Those, I hear, are the official names of the colors that Google Glass will come in when the head-mounted computer is released, sometime in the next year or so, into what Larry Page this week called “the normal world.” Let me repeat those color names, because they’re beautiful and earthy and soothing:
“More delicate than the historians’ are the map-makers’ colors,” wrote Elizabeth Bishop, and more delicate still are the marketers’.
It’s hard not to be reminded of the palette of the third generation of iMacs, released back in 2000:
The Glass palette strikes me as even better, even more evocative. It may even surpass Simon & Garfunkel’s great herbal palette:
That’s a little too green-centric for a product line, anyway.
It does worry me just a little bit, though, that the Glass palette eschews green altogether. Is that a political statement? In fact, now that I think about it, the Glass palette places a disconcerting emphasis on fossil fuels.

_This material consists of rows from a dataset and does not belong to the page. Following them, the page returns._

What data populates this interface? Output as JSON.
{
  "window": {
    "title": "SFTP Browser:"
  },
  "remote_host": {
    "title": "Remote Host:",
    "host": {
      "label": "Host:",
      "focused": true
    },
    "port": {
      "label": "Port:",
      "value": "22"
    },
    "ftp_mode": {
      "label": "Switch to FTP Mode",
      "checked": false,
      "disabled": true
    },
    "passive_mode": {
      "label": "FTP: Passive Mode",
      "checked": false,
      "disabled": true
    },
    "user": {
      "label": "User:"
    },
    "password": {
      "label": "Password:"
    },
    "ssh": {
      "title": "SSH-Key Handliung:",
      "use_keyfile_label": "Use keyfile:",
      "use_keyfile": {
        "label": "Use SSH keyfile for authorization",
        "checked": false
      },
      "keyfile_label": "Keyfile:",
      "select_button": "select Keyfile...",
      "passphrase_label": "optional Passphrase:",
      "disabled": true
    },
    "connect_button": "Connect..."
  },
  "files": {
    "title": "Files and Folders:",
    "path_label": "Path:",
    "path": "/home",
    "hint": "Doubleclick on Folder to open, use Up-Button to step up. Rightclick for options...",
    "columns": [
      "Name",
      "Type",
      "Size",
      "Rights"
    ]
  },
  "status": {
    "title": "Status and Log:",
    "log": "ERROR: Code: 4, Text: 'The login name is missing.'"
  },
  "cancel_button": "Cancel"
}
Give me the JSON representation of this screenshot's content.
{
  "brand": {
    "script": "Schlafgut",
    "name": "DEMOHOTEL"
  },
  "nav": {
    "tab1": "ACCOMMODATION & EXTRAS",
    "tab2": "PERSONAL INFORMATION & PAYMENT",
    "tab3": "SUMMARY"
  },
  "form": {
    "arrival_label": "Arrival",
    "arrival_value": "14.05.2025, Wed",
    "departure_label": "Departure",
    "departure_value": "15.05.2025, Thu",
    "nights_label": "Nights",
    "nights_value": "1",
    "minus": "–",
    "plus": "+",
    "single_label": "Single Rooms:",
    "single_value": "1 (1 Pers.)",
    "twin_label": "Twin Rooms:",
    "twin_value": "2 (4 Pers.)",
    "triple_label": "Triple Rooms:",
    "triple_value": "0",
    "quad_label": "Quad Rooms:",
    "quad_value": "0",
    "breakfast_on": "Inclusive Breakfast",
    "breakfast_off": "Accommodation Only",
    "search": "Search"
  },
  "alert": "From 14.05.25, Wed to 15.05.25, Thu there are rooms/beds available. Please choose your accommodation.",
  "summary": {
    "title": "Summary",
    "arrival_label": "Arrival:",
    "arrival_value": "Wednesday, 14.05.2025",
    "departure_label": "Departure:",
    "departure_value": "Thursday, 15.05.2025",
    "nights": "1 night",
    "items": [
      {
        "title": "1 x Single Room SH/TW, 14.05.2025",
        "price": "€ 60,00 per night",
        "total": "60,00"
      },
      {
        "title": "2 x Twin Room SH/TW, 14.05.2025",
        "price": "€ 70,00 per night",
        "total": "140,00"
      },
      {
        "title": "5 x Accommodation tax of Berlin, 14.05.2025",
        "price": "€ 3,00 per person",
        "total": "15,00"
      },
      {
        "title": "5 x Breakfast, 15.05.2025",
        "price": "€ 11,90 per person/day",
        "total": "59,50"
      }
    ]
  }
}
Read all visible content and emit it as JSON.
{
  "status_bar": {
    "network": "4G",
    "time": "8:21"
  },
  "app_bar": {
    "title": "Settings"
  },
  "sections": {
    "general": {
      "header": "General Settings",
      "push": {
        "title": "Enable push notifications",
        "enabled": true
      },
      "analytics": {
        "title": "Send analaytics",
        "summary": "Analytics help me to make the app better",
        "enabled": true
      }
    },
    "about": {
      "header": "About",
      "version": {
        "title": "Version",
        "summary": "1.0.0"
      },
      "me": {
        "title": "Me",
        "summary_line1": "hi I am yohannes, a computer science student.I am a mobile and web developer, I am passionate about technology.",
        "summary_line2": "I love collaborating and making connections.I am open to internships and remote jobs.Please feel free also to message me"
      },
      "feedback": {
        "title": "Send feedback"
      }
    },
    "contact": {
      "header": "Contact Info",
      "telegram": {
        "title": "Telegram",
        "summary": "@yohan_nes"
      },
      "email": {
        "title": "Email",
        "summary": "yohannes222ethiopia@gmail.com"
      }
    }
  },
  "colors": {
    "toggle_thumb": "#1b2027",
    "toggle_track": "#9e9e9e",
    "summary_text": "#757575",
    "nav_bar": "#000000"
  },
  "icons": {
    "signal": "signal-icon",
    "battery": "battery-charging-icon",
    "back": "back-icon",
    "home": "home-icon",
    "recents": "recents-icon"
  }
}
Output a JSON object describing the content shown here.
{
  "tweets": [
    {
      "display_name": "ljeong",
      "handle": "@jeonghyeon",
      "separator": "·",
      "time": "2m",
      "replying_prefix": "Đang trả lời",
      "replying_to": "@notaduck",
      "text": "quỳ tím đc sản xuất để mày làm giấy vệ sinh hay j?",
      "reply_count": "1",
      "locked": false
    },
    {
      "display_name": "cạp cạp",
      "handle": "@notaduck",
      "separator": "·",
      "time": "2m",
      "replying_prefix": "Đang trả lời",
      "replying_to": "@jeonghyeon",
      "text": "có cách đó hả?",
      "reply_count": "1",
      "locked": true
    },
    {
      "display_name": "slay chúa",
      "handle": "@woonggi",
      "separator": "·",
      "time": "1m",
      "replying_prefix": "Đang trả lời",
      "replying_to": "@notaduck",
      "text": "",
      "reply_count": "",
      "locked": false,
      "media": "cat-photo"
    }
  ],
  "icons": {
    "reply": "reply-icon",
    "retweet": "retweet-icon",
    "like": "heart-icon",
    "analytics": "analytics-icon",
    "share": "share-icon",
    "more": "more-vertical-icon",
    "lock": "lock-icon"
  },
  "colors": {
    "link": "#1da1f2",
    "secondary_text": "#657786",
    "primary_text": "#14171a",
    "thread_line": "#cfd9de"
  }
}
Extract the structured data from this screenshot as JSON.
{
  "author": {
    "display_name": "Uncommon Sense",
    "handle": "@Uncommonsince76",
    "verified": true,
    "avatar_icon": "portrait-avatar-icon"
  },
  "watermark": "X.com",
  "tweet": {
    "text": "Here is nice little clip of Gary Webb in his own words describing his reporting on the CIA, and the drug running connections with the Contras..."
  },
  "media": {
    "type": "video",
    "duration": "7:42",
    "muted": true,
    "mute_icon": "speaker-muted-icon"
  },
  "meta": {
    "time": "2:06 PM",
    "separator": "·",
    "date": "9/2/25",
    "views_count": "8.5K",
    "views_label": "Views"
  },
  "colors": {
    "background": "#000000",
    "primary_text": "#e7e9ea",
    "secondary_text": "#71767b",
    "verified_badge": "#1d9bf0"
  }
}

Charcoal? Shale? One can almost smell the carbon dioxide rising into Sky, almost see Cotton and Tangerine wilting in the heat. Maybe they should have included Tar Sands as a color option.
No, that would have been a downer. “Charcoal” has a much nicer lilt to it. Its emotional connotations diverge from its real-world denotations, in a way that nicely underscores both the semiotic and the marketing possibilities of reality augmentation.
What would be really cool is if the color of your Glass also determined the way the device augmented your reality. So if you wore Charcoal, you’d get this dark, goth view of the world, but if you sported Tangerine it would be like seeing existence through the eyes of a high-school cheerleader on game day. Cotton would put you into a super-mellow, slightly catatonic state of mind. Sky would give you a New Age perspective — all crystalline and feathery. Shale would be totally businesslike, the Joe Friday reality.
As for me, I’m going to hold out for Mushroom.